Once the inefficiencies were addressed, the task force identified other groups of employees—including nurses, scrub techs, EVS personnel and log techs—who could describe the process behind each inefficiency and target potential solutions.

"The team worked to understand the barriers to efficient turnover time, without pointing blame at any one individual," said Cohen. "Collectively, the group reduced barriers to efficient flow without creating new roadblocks, all while bringing cost savings to the department."

Among their assessments, the team noted that nurses were responsible for both prepping rooms for surgery and transporting the next patient back to the operating room for their procedure—a dual role that was time-consuming and stressful.

Once this issue was raised, different individuals stepped up to help prepare the room, even if it wasn't their primary responsibility.

Nurses stepped in to help open instruments and assist with the count. Scrub techs volunteered to help keep the rooms as tidy as possible during the surgery to reduce the amount of cleaning required by EVS following the procedure. Moreover, anesthesiologists volunteered to wheel patients from pre-op into the operating room to reduce the time-consuming task for nursing staff.

Finally, the team developed a better method to deal with the foam-top mattresses, which are taped down before each procedure and then removed and replaced prior to the next surgery.

"Taping the mattress, then removing the tape post-surgery, was a time-consuming part of the process that fell to nurses and cleaning staff," said Cohen. "To make the process more efficient and inclusive, log techs intervened to assist with bed setup and breakdown."  

The task force hopes to take their approach beyond the 5th floor.

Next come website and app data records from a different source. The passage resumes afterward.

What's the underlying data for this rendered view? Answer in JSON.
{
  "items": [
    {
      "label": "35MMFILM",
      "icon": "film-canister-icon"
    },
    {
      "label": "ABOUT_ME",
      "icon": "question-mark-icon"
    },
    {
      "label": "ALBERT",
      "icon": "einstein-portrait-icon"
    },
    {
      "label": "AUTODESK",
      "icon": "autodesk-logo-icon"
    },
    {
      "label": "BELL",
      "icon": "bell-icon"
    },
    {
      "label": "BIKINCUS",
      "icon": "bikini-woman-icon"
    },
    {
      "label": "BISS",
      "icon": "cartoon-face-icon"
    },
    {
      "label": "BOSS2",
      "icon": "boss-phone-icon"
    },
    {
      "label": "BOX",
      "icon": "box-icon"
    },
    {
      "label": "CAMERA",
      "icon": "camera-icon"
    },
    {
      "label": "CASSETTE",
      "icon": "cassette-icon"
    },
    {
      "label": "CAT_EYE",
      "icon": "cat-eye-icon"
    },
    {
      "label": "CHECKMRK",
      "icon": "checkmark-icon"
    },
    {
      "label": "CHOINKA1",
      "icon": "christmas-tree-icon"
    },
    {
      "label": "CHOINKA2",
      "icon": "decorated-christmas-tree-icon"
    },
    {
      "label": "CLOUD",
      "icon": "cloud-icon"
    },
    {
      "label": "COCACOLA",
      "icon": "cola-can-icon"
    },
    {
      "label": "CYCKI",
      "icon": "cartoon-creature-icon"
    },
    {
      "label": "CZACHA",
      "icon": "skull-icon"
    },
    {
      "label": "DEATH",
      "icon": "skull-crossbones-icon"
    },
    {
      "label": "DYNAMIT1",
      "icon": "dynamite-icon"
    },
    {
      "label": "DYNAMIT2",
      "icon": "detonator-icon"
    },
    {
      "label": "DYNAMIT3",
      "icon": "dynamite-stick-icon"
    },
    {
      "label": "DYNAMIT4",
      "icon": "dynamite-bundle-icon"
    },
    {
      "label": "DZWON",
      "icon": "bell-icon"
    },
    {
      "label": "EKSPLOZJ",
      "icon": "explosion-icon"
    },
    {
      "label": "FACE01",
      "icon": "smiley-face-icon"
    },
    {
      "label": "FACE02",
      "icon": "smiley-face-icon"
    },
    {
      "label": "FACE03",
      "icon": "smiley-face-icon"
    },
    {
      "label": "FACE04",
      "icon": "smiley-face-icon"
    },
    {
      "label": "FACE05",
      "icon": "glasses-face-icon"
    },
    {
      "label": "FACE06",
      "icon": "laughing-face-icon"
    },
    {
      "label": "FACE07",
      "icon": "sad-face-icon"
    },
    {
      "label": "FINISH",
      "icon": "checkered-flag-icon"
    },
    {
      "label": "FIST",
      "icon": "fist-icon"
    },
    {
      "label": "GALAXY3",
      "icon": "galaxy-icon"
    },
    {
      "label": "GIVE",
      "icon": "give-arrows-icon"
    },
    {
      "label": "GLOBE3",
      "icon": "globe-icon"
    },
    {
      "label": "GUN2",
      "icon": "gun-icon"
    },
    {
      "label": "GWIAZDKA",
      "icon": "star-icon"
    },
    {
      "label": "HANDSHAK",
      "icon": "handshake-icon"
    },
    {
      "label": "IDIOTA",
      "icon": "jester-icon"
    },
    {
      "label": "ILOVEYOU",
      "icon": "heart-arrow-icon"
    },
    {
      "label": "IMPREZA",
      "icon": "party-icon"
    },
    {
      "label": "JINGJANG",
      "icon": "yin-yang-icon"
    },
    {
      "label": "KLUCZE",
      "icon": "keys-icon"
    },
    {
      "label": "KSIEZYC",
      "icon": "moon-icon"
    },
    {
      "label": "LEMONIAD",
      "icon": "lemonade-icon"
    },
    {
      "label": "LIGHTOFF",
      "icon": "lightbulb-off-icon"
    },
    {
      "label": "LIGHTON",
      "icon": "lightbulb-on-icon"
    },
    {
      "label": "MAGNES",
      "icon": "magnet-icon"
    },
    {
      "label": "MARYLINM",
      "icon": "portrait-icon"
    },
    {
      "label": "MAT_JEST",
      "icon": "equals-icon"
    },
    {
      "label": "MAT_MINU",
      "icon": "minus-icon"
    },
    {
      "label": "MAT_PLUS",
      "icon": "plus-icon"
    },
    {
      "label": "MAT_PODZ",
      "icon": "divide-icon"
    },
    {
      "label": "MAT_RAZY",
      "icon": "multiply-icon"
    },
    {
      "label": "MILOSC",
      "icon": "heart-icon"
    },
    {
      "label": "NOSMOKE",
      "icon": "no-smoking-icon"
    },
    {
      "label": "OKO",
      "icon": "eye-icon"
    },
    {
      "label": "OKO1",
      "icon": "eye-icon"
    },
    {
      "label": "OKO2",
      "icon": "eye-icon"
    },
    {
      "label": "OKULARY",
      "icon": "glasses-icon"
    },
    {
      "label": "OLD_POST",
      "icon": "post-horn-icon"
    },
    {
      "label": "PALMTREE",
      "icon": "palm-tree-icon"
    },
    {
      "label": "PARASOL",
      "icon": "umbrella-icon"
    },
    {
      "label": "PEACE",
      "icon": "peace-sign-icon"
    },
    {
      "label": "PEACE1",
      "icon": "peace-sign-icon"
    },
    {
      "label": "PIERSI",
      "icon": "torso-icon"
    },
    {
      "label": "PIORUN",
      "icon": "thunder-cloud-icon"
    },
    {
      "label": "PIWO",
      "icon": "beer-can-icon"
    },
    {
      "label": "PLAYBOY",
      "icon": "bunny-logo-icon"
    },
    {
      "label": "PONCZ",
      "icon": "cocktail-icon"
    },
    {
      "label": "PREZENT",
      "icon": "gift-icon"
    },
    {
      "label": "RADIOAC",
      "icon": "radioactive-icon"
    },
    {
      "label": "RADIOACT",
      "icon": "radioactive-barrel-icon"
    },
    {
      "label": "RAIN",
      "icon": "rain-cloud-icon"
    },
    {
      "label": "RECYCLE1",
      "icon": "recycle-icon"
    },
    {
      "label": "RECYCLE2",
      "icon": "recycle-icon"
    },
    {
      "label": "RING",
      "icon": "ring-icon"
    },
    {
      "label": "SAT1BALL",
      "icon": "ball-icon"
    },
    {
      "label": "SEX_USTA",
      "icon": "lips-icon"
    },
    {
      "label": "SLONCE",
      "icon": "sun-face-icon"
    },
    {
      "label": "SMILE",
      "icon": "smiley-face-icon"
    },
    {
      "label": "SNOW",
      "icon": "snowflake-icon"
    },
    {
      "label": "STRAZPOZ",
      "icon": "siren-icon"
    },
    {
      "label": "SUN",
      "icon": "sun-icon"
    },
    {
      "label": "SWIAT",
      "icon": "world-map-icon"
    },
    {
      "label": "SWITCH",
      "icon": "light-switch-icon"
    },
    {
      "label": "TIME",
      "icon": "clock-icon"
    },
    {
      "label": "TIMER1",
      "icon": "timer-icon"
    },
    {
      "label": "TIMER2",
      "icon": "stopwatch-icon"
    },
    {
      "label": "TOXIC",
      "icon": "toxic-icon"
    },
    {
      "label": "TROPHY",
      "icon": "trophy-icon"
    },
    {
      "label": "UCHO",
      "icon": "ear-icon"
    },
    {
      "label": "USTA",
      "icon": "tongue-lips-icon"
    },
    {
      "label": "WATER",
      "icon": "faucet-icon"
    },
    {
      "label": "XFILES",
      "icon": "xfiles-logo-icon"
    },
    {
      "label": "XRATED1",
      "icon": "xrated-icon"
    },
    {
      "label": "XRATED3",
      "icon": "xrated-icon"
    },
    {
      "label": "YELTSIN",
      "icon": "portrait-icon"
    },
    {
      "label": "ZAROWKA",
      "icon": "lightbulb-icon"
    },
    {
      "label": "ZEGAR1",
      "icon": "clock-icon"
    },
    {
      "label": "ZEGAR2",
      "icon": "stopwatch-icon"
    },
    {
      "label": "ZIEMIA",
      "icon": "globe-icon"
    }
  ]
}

"We have seen tremendous success by merely opening up the dialogue and seeing where we can help people in a way that encourages openness, honesty and ongoing process improvement," said Shouhed.